- PROBLEM STATEMENT -
Scan the material below and report how many lines include the string "value"; nothing else belongs in the reply.

- DATA FOR ANALYSIS -
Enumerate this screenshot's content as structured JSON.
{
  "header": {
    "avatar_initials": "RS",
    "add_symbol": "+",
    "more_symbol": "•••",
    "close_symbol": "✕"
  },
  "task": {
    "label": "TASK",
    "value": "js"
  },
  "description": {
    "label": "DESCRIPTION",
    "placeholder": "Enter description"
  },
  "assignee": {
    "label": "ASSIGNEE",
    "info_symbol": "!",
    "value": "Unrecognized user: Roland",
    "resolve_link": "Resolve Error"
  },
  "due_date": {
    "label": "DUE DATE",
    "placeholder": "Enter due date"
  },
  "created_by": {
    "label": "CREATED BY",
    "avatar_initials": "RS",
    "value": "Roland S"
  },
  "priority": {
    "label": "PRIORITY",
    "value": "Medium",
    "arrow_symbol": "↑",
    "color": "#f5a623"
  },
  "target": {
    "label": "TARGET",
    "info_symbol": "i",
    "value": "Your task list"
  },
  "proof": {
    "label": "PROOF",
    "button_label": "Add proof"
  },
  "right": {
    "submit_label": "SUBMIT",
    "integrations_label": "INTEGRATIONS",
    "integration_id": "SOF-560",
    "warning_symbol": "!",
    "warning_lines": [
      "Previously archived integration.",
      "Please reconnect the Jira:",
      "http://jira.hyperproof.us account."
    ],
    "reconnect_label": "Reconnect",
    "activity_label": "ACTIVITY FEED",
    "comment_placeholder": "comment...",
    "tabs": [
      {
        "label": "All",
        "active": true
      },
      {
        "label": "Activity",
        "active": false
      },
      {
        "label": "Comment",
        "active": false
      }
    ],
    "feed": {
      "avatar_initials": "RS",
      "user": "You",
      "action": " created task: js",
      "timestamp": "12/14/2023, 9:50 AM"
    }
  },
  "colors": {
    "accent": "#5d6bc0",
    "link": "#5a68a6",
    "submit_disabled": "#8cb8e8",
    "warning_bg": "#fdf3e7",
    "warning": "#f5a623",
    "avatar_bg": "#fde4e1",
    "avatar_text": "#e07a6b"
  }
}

- OUTPUT OF THE TASK -
5